In the ITT, insulin is administered intravenously at a dose of 0.1 unit/kg (time 0) to produce a lowering in plasma glucose level to less than 40 mg/dL (2.2 mmol/L). Glucose levels are monitored by capillary samples every 15 minutes and until symptoms of hypoglycemia develop. A repeated dose of insulin can be administered if hypoglycemia does not develop by 30-60 minutes. Serum glucose and serum GH levels are measured at 0, 15, 30, 60, 90, and 120 minutes after administering insulin. GH deficiency is diagnosed if peak GH level is less than 5.1 mcg/L. [5] Patients usually develop symptoms of hypoglycemia, including sweating, palpitations, and, rarely, convulsions and loss of consciousness. Therefore, the test should be undertaken by an experienced staff under the direct supervision of a physician. It should be avoided in patients with cardiovascular disease, cerebrovascular disease, or seizure disorders.

In the glucagon stimulation test, glucagon is administered intramuscularly at a dose of 1 mg (1.5 mg for patients who weigh >90 kg); GH levels are measured just before the injection and every 30 minutes for 4 hours. The American Association of Clinical Endocrinologists initially recommended to use a peak GH level of less than 3.1 mcg/ L to diagnose GH deficiency [14] ; this was later proposed to be revised to a cut-point of less than 1 mcg/L, [15] whereas the Endocrine Society recommends a cut-point of between 2.5 and 3 mcg/L. [7]
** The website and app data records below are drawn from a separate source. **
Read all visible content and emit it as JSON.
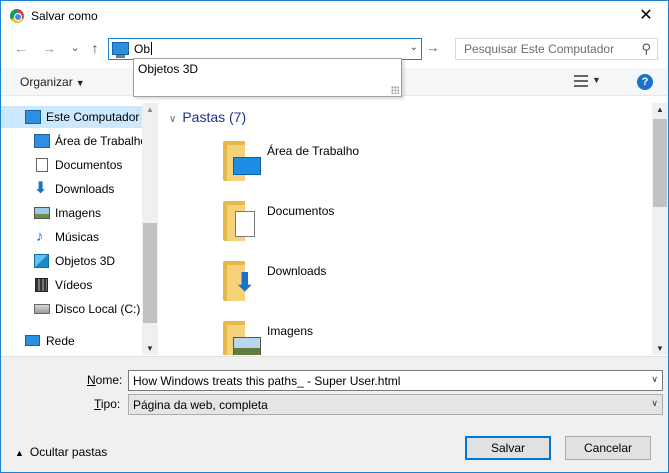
{
  "window": {
    "title": "Salvar como",
    "close_glyph": "✕"
  },
  "nav": {
    "back_glyph": "←",
    "forward_glyph": "→",
    "recent_glyph": "⌄",
    "up_glyph": "↑",
    "go_glyph": "→"
  },
  "address": {
    "value": "Ob",
    "icon": "this-pc-icon"
  },
  "autocomplete": {
    "items": [
      "Objetos 3D"
    ]
  },
  "search": {
    "placeholder": "Pesquisar Este Computador",
    "icon_glyph": "⚲"
  },
  "toolbar": {
    "organize_label": "Organizar",
    "dropdown_glyph": "▼",
    "help_glyph": "?"
  },
  "sidebar": {
    "items": [
      {
        "label": "Este Computador",
        "icon": "this-pc-icon",
        "selected": true
      },
      {
        "label": "Área de Trabalho",
        "icon": "desktop-icon"
      },
      {
        "label": "Documentos",
        "icon": "documents-icon"
      },
      {
        "label": "Downloads",
        "icon": "downloads-icon"
      },
      {
        "label": "Imagens",
        "icon": "pictures-icon"
      },
      {
        "label": "Músicas",
        "icon": "music-icon"
      },
      {
        "label": "Objetos 3D",
        "icon": "3d-objects-icon"
      },
      {
        "label": "Vídeos",
        "icon": "videos-icon"
      },
      {
        "label": "Disco Local (C:)",
        "icon": "local-disk-icon"
      },
      {
        "label": "Rede",
        "icon": "network-icon"
      }
    ]
  },
  "main": {
    "group_title": "Pastas (7)",
    "folders": [
      {
        "name": "Área de Trabalho",
        "icon": "desktop-folder-icon"
      },
      {
        "name": "Documentos",
        "icon": "documents-folder-icon"
      },
      {
        "name": "Downloads",
        "icon": "downloads-folder-icon"
      },
      {
        "name": "Imagens",
        "icon": "pictures-folder-icon"
      }
    ]
  },
  "form": {
    "name_label_prefix": "N",
    "name_label_rest": "ome:",
    "name_value": "How Windows treats this paths_ - Super User.html",
    "type_label_prefix": "T",
    "type_label_rest": "ipo:",
    "type_value": "Página da web, completa",
    "hide_folders_label": "Ocultar pastas",
    "save_label": "Salvar",
    "cancel_label": "Cancelar"
  }
}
In the GHRH-arginine test, GHRH is administered intravenously at a dose of 1 mcg/kg body weight (time 0), followed by an intravenous infusion of 0.5 g/kg body weight (maximum 30 g) of arginine over 30 minutes. Serum GH is measured at -30, 0, 30, 60, 90, and 120 minutes.

Because body mass index (BMI) can influence the GH response, the following criteria are used to establish the diagnosis of GH deficiency when using the GHRH-arginine test [7] :
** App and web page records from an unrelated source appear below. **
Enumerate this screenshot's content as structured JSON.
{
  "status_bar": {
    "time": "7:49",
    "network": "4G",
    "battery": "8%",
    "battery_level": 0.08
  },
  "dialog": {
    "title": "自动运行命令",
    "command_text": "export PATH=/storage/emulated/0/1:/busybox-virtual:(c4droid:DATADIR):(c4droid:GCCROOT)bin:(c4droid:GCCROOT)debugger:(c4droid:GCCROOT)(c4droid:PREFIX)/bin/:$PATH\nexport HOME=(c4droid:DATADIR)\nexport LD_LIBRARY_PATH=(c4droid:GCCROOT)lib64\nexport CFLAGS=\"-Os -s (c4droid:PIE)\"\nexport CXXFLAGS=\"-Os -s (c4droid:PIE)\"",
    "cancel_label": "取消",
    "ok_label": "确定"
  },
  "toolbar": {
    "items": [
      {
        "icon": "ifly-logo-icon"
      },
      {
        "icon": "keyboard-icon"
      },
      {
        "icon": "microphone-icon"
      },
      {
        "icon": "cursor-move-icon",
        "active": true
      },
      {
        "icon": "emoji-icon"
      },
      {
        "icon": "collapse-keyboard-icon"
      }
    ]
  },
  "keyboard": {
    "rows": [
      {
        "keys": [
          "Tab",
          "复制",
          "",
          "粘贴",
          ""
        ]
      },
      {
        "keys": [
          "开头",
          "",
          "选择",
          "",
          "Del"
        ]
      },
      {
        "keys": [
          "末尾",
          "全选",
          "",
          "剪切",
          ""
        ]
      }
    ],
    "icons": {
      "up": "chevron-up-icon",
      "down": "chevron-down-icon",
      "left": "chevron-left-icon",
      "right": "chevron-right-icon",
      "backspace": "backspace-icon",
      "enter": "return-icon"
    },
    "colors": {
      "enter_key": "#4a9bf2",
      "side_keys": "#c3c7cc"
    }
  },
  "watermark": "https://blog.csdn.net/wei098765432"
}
  • Peak GH level < 11.1 mcg/L in patients with BMI < 25 kg/m 2
  • Peak GH level < 8.1 mcg/L in patients with BMI of 25 to < 30 kg/m 2
  • Peak GH level < 4.1 mcg/L in patients with BMI of ≥30 kg/m 2

In patients with GH deficiency of hypothalamic origin (eg, irradiation), GHRH can stimulate the pituitary and therefore yields falsely normal results. [7]  In such cases, using alternative stimulation tests is recommended.